“Even student outside of Student Government last year realized that it was a rocky road,” Cole said. “What [Anjali Martin, Student Government Vice President] came into when we came into office in late April was a senate that was really skeptical of all of our motives and really hesitant to work with us and didn’t feel valued or like their voice mattered.”
Cole said he and Martin made an effort to include the Senate voice in their decisions.
“An important point with the cultural aspect is it allows the senator to be more outside focused and it allows the organization as a whole to be more focused on students and what is actually going on,” Cole said.
He said Student Government was also very focused on ending EMU’s involvement in the EAA. He said since his first day in office, he routinely voiced his concerns about the EAA to administrators and the Board of Regents.
“The EAA was a disaster for our university and was really hurting our students,” Cole said.
He said voicing concern over the EAA was a team effort with the senators.
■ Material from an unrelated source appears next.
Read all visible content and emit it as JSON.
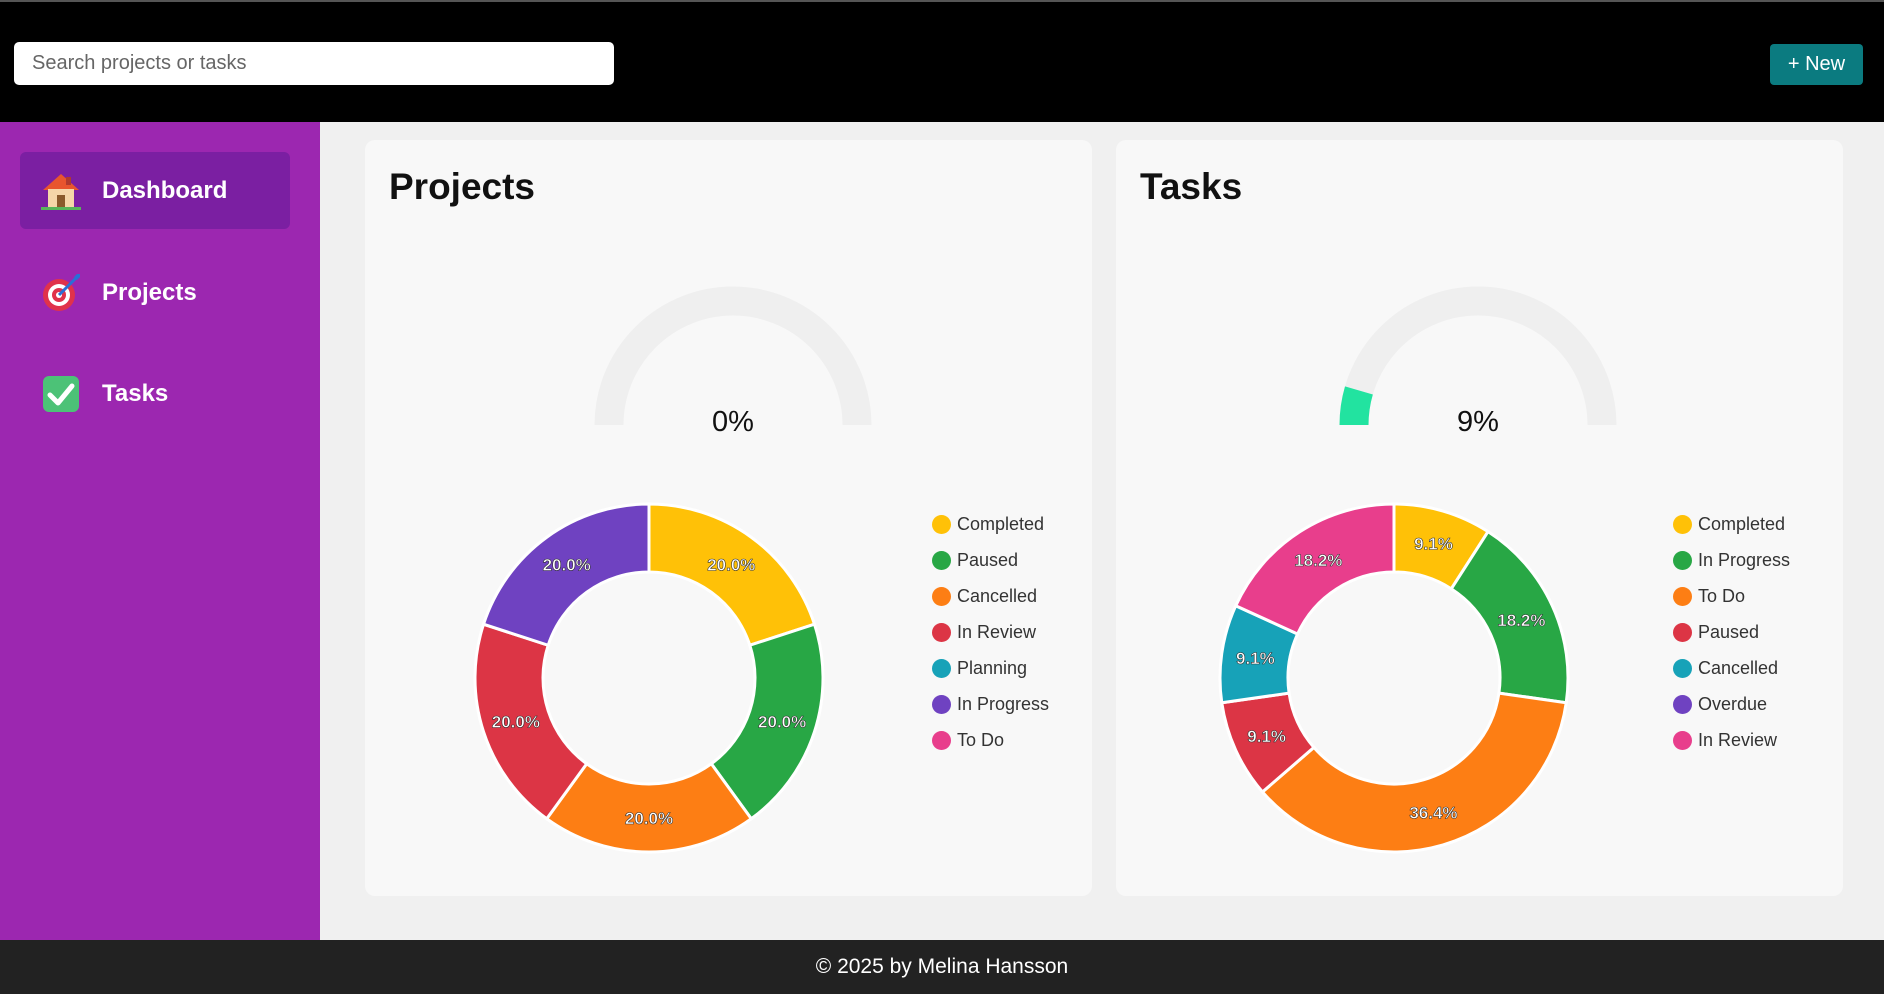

Cole is also looking into programs related to race relations similar to the ones he envisions for consent. He would like to institutionalize the conversation in order to not only recruit a diverse population, but retain that population.
“How well you respond to the concerns of your students of color cannot depend on a few very vocal black student leaders putting issues front and center,” Cole said “It can’t be a couple administrators at the highest levels who think that this is an issue. The institution itself has to have some kind of reoccurring evaluation how they’re succeeding in incorporating students of color and where there are areas of improvement.”
He said raising a student’s awareness of diversity is essential to post-graduation preparedness.
“The university should be used as a vehicle to better the individuals at our school,” Cole said. “And I don’t think you can be a career-ready young professional, regardless of your field and area of study, you cannot be a functioning member of society without an awareness.”
Cole said his main focus concerning student wellness was mental wellness and the university’s Counseling and Psychological Services program.
Cole said after reviewing data with the director of CAPS, Lisa Lauterbach, they found soon as classes resume, CAPS becomes booked two to three weeks in advance.
He said that while the number of staff members has stayed the same, the number of students who use the services has gone up by about 15 percent. Cole said CAPS needs more staff members to get the waiting time down.